[Data provided Boundary: Start]

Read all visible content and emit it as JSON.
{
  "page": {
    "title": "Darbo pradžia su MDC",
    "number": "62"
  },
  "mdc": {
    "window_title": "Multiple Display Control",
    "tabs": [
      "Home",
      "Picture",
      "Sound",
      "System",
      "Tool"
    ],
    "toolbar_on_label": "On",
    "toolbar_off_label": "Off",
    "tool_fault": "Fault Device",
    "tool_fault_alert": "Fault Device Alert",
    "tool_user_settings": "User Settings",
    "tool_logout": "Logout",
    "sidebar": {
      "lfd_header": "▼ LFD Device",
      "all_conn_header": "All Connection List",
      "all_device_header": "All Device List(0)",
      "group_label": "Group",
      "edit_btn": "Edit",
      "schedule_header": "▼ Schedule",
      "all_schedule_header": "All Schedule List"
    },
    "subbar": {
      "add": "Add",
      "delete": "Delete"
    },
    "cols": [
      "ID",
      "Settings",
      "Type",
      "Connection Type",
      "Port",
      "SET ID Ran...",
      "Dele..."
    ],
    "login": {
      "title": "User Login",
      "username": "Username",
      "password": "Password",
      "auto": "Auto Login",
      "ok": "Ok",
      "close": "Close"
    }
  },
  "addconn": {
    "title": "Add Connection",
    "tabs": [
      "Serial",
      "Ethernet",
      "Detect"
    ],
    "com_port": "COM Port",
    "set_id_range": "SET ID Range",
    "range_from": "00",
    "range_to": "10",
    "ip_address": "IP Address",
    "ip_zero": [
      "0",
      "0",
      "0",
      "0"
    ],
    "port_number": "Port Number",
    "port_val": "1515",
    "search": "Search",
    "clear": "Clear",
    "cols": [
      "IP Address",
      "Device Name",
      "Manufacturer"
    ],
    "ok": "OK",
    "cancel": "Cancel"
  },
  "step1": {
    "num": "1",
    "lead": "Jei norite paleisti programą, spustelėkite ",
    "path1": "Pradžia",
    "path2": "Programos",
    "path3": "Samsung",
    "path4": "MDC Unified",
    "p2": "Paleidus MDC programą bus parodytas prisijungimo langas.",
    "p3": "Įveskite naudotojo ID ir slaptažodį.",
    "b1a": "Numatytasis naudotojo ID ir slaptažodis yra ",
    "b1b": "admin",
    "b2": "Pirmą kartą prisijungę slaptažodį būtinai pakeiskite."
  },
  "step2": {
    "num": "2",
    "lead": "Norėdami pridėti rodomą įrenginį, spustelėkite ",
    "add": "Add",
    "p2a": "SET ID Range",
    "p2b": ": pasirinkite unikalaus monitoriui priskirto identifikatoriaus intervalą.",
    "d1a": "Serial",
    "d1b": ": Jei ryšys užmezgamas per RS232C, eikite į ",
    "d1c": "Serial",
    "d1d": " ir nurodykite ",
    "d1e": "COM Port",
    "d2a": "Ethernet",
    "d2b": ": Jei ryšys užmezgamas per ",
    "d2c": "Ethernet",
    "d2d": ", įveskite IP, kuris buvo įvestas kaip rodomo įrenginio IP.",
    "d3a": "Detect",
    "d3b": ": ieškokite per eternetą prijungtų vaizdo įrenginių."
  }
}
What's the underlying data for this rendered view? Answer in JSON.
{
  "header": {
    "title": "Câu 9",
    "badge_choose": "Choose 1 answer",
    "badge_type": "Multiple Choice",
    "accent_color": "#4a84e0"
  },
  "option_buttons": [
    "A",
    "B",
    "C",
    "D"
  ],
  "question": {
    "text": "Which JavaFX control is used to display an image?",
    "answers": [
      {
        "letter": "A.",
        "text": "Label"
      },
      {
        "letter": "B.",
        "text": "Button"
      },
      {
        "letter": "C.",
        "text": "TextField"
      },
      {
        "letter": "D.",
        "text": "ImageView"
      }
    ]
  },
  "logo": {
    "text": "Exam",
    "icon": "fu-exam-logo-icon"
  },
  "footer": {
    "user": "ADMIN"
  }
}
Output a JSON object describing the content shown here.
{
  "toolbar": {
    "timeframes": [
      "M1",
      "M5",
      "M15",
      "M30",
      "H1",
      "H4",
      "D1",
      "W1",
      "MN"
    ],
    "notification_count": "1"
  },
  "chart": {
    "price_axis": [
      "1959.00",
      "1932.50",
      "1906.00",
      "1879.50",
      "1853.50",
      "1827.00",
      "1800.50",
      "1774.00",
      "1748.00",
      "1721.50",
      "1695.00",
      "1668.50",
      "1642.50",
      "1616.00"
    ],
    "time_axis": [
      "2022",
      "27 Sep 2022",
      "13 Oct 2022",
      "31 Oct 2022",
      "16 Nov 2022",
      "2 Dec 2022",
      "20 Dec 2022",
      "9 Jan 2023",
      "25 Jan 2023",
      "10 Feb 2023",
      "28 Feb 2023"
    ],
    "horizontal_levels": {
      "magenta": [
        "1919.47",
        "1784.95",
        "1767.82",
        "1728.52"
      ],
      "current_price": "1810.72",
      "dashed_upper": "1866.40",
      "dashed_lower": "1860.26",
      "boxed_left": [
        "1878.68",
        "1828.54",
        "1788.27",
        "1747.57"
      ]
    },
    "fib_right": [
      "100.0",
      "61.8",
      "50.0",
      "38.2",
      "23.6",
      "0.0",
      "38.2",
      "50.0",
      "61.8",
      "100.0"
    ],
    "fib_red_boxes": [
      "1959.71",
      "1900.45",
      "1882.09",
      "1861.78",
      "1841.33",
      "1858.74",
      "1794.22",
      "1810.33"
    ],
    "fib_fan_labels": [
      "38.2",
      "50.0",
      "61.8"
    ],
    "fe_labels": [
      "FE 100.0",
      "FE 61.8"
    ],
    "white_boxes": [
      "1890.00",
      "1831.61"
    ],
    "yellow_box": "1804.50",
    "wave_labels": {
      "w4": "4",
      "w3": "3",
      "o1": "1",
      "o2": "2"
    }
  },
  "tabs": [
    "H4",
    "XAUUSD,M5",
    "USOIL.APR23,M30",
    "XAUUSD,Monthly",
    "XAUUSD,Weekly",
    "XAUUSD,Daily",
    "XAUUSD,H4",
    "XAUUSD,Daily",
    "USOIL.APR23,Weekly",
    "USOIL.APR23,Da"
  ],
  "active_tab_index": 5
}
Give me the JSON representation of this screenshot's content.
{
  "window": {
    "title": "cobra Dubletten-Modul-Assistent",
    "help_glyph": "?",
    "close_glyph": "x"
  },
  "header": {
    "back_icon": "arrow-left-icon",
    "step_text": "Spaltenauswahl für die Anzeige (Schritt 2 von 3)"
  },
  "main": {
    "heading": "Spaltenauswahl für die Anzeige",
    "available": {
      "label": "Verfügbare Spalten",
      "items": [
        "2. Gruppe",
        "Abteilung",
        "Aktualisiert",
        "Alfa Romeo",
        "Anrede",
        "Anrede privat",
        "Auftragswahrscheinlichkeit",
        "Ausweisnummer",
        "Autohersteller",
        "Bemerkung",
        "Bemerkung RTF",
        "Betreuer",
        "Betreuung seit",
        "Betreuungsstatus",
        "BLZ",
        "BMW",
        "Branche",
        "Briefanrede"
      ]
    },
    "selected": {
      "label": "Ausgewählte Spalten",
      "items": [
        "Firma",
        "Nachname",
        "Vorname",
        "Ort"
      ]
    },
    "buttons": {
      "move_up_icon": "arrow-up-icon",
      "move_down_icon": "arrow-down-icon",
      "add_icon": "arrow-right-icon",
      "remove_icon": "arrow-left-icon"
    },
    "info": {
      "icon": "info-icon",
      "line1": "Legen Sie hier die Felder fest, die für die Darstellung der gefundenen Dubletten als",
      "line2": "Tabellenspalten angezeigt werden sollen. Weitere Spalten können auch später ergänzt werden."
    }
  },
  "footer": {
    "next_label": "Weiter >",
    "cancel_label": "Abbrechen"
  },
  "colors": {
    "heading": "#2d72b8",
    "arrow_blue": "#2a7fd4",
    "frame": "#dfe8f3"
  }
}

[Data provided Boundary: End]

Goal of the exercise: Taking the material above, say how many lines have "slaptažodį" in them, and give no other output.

Solved problem: 2